[[ Material for this task, beginning ]]

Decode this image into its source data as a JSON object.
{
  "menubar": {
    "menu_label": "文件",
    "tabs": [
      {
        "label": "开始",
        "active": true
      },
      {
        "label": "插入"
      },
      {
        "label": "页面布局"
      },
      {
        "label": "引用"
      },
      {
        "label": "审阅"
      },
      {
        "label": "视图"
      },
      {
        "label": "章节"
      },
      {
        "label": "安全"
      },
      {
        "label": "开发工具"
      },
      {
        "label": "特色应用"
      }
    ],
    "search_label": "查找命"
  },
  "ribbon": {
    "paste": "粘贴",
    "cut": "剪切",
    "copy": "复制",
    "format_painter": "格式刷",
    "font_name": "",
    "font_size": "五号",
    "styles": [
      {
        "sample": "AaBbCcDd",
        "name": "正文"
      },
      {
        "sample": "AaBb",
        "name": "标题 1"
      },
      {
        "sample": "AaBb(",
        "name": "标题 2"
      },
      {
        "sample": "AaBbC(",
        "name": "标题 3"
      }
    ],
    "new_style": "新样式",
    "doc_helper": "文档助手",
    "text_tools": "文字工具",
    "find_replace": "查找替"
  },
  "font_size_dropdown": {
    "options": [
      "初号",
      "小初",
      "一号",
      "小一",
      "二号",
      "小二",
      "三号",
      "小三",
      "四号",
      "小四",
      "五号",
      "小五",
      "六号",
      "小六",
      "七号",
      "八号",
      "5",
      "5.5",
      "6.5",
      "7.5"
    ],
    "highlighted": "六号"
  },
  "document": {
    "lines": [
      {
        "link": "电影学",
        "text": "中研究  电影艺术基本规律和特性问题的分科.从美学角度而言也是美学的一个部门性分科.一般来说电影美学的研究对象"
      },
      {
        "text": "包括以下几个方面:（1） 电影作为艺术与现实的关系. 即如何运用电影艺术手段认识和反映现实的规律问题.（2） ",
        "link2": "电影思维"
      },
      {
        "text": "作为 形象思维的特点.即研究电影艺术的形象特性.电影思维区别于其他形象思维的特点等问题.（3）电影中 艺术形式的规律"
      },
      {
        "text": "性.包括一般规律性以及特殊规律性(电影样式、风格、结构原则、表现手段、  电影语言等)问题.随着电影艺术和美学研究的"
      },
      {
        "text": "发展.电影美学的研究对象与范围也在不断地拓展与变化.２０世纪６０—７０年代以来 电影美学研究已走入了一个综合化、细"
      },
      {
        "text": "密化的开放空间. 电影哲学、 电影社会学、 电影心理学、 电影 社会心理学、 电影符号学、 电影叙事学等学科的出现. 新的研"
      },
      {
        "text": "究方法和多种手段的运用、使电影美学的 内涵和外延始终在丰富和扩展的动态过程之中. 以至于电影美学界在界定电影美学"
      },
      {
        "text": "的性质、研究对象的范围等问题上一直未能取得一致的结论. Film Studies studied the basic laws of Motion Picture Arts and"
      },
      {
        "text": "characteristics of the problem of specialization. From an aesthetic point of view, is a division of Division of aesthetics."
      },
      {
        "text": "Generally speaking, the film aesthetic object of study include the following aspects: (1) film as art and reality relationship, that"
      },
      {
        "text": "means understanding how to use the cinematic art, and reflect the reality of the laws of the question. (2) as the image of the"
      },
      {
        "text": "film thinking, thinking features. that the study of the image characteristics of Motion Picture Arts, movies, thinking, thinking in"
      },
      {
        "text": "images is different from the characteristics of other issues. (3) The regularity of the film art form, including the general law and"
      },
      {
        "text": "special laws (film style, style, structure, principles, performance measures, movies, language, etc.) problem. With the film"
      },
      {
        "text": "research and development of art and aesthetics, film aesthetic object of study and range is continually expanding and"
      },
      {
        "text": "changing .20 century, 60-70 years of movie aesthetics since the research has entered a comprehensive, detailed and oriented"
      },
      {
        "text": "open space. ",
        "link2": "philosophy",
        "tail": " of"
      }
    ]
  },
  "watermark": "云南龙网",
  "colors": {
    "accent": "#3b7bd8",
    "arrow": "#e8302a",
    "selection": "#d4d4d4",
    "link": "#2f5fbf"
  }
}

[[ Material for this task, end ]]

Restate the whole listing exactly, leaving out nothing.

(The answer):
Decode this image into its source data as a JSON object.
{
  "menubar": {
    "menu_label": "文件",
    "tabs": [
      {
        "label": "开始",
        "active": true
      },
      {
        "label": "插入"
      },
      {
        "label": "页面布局"
      },
      {
        "label": "引用"
      },
      {
        "label": "审阅"
      },
      {
        "label": "视图"
      },
      {
        "label": "章节"
      },
      {
        "label": "安全"
      },
      {
        "label": "开发工具"
      },
      {
        "label": "特色应用"
      }
    ],
    "search_label": "查找命"
  },
  "ribbon": {
    "paste": "粘贴",
    "cut": "剪切",
    "copy": "复制",
    "format_painter": "格式刷",
    "font_name": "",
    "font_size": "五号",
    "styles": [
      {
        "sample": "AaBbCcDd",
        "name": "正文"
      },
      {
        "sample": "AaBb",
        "name": "标题 1"
      },
      {
        "sample": "AaBb(",
        "name": "标题 2"
      },
      {
        "sample": "AaBbC(",
        "name": "标题 3"
      }
    ],
    "new_style": "新样式",
    "doc_helper": "文档助手",
    "text_tools": "文字工具",
    "find_replace": "查找替"
  },
  "font_size_dropdown": {
    "options": [
      "初号",
      "小初",
      "一号",
      "小一",
      "二号",
      "小二",
      "三号",
      "小三",
      "四号",
      "小四",
      "五号",
      "小五",
      "六号",
      "小六",
      "七号",
      "八号",
      "5",
      "5.5",
      "6.5",
      "7.5"
    ],
    "highlighted": "六号"
  },
  "document": {
    "lines": [
      {
        "link": "电影学",
        "text": "中研究  电影艺术基本规律和特性问题的分科.从美学角度而言也是美学的一个部门性分科.一般来说电影美学的研究对象"
      },
      {
        "text": "包括以下几个方面:（1） 电影作为艺术与现实的关系. 即如何运用电影艺术手段认识和反映现实的规律问题.（2） ",
        "link2": "电影思维"
      },
      {
        "text": "作为 形象思维的特点.即研究电影艺术的形象特性.电影思维区别于其他形象思维的特点等问题.（3）电影中 艺术形式的规律"
      },
      {
        "text": "性.包括一般规律性以及特殊规律性(电影样式、风格、结构原则、表现手段、  电影语言等)问题.随着电影艺术和美学研究的"
      },
      {
        "text": "发展.电影美学的研究对象与范围也在不断地拓展与变化.２０世纪６０—７０年代以来 电影美学研究已走入了一个综合化、细"
      },
      {
        "text": "密化的开放空间. 电影哲学、 电影社会学、 电影心理学、 电影 社会心理学、 电影符号学、 电影叙事学等学科的出现. 新的研"
      },
      {
        "text": "究方法和多种手段的运用、使电影美学的 内涵和外延始终在丰富和扩展的动态过程之中. 以至于电影美学界在界定电影美学"
      },
      {
        "text": "的性质、研究对象的范围等问题上一直未能取得一致的结论. Film Studies studied the basic laws of Motion Picture Arts and"
      },
      {
        "text": "characteristics of the problem of specialization. From an aesthetic point of view, is a division of Division of aesthetics."
      },
      {
        "text": "Generally speaking, the film aesthetic object of study include the following aspects: (1) film as art and reality relationship, that"
      },
      {
        "text": "means understanding how to use the cinematic art, and reflect the reality of the laws of the question. (2) as the image of the"
      },
      {
        "text": "film thinking, thinking features. that the study of the image characteristics of Motion Picture Arts, movies, thinking, thinking in"
      },
      {
        "text": "images is different from the characteristics of other issues. (3) The regularity of the film art form, including the general law and"
      },
      {
        "text": "special laws (film style, style, structure, principles, performance measures, movies, language, etc.) problem. With the film"
      },
      {
        "text": "research and development of art and aesthetics, film aesthetic object of study and range is continually expanding and"
      },
      {
        "text": "changing .20 century, 60-70 years of movie aesthetics since the research has entered a comprehensive, detailed and oriented"
      },
      {
        "text": "open space. ",
        "link2": "philosophy",
        "tail": " of"
      }
    ]
  },
  "watermark": "云南龙网",
  "colors": {
    "accent": "#3b7bd8",
    "arrow": "#e8302a",
    "selection": "#d4d4d4",
    "link": "#2f5fbf"
  }
}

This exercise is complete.